For every line that contains the string "Elige", pull that line out of the material below.

----- WORKING DATA -----

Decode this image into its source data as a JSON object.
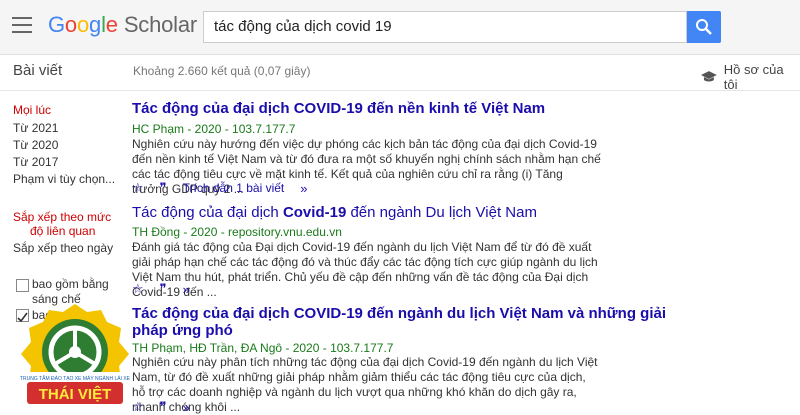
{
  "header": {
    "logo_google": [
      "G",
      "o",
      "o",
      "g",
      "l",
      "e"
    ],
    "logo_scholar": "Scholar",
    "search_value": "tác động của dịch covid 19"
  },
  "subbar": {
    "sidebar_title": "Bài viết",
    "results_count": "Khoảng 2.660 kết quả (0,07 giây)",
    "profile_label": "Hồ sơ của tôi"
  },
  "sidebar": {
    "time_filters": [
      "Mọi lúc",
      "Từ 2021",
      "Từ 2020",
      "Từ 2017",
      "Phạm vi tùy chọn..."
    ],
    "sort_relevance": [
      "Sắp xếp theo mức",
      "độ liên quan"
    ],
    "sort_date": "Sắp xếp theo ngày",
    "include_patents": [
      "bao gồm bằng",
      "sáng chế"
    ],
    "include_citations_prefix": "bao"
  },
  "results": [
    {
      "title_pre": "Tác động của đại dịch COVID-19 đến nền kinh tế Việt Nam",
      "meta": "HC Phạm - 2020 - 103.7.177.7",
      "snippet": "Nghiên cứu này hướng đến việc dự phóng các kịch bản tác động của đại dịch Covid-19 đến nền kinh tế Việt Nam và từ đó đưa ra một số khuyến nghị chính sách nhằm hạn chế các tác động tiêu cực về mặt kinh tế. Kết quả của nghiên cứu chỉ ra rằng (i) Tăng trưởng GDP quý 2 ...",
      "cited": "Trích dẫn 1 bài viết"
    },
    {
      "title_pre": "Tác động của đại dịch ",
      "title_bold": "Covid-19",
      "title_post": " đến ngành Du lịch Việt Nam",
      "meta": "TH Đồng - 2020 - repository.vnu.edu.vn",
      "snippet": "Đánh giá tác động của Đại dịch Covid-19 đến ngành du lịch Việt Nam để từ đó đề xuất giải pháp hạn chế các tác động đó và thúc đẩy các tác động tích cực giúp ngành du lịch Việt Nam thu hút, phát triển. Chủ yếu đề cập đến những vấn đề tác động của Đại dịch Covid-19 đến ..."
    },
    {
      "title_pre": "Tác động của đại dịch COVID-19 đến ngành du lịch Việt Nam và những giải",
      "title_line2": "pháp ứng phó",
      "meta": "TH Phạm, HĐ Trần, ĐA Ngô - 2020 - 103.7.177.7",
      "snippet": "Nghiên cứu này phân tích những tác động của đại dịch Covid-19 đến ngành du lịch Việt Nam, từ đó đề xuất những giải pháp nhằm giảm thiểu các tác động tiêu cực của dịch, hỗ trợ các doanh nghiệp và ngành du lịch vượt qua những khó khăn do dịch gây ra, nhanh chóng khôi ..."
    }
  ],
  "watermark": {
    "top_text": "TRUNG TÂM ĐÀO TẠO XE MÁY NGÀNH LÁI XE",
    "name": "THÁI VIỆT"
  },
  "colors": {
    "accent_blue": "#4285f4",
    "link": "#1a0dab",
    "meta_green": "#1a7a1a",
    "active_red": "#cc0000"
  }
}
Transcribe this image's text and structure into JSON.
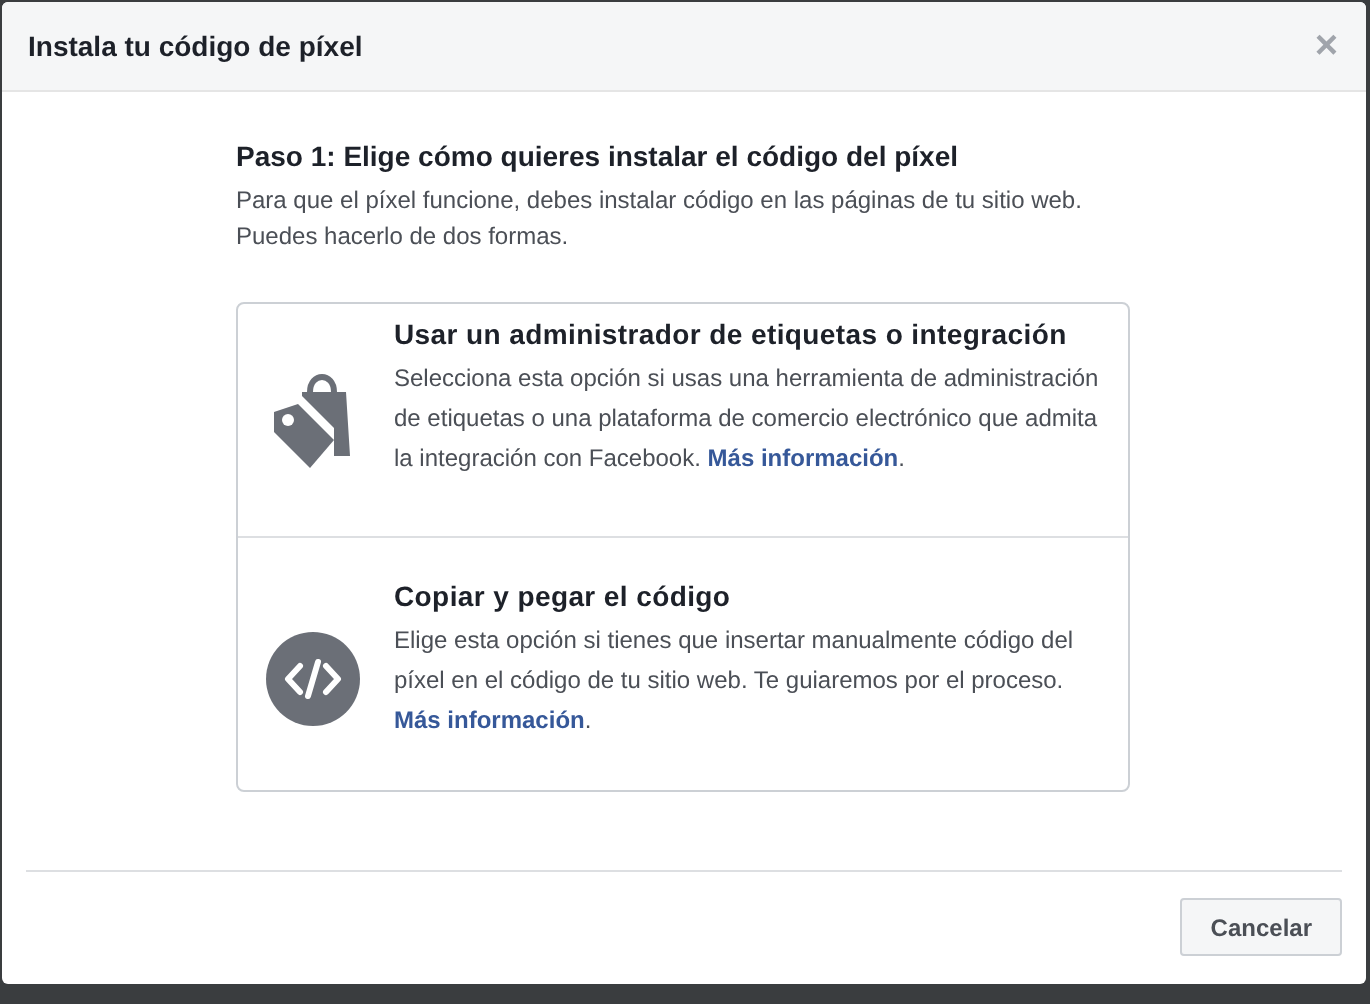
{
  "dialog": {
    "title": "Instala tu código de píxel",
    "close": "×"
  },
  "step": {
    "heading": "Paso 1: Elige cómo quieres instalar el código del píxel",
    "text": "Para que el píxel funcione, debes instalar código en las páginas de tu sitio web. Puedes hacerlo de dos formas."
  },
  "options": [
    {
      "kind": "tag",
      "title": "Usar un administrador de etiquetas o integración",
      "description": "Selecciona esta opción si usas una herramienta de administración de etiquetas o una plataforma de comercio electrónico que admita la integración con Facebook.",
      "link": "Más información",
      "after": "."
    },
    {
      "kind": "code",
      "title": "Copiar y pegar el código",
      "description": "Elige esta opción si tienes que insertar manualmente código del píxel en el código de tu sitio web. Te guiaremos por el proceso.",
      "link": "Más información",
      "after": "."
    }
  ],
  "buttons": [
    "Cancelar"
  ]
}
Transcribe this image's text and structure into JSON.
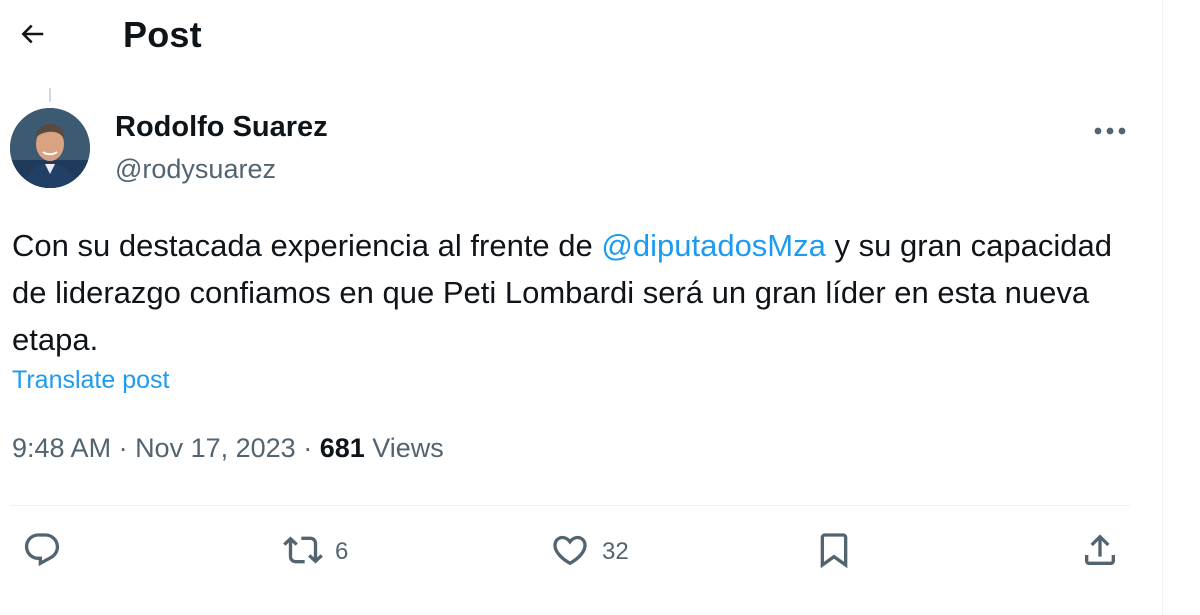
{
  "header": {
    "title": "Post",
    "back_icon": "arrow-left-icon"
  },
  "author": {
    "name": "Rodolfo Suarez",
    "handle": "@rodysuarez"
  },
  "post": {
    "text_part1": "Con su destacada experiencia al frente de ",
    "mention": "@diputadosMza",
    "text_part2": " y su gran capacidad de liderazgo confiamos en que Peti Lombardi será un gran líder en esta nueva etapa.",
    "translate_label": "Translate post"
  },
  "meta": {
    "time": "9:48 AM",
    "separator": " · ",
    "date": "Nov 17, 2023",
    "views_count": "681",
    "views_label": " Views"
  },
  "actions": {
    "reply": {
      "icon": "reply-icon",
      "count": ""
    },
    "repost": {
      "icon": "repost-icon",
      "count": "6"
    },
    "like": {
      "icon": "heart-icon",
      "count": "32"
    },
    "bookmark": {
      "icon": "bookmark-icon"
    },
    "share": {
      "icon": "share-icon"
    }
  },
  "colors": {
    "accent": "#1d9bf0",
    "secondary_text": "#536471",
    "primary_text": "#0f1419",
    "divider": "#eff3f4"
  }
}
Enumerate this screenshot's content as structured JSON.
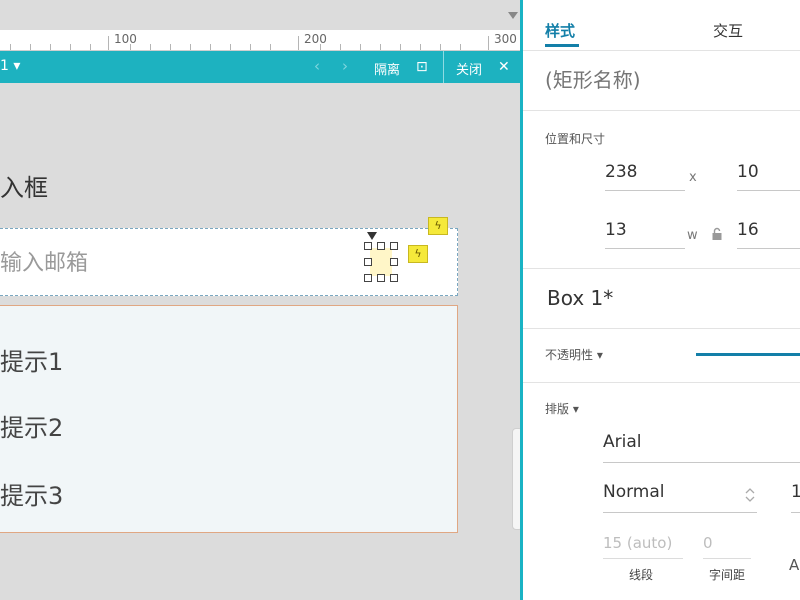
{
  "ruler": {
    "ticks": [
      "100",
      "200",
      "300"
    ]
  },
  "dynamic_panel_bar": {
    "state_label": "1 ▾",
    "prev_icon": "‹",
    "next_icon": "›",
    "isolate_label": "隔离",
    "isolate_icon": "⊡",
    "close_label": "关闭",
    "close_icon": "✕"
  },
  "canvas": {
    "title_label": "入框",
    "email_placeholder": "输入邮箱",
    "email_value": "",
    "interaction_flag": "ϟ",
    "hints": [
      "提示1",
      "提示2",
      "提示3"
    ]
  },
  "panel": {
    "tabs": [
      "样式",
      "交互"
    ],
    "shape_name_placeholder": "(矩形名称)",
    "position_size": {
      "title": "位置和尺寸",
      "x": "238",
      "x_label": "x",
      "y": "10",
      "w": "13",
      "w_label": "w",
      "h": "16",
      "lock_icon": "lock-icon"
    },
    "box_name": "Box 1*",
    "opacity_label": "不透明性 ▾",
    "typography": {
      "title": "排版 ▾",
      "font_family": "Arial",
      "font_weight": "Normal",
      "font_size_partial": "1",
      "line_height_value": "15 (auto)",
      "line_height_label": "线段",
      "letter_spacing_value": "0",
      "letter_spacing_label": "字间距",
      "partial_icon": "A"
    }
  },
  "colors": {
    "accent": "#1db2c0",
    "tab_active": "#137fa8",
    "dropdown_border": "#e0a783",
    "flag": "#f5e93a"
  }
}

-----

__YOUR SOLUTION__
    "heading": "Paso 1: Elige cómo quieres instalar el código del píxel",
      "description": "Elige esta opción si tienes que insertar manualmente código del píxel en el código de tu sitio web. Te guiaremos por el proceso.",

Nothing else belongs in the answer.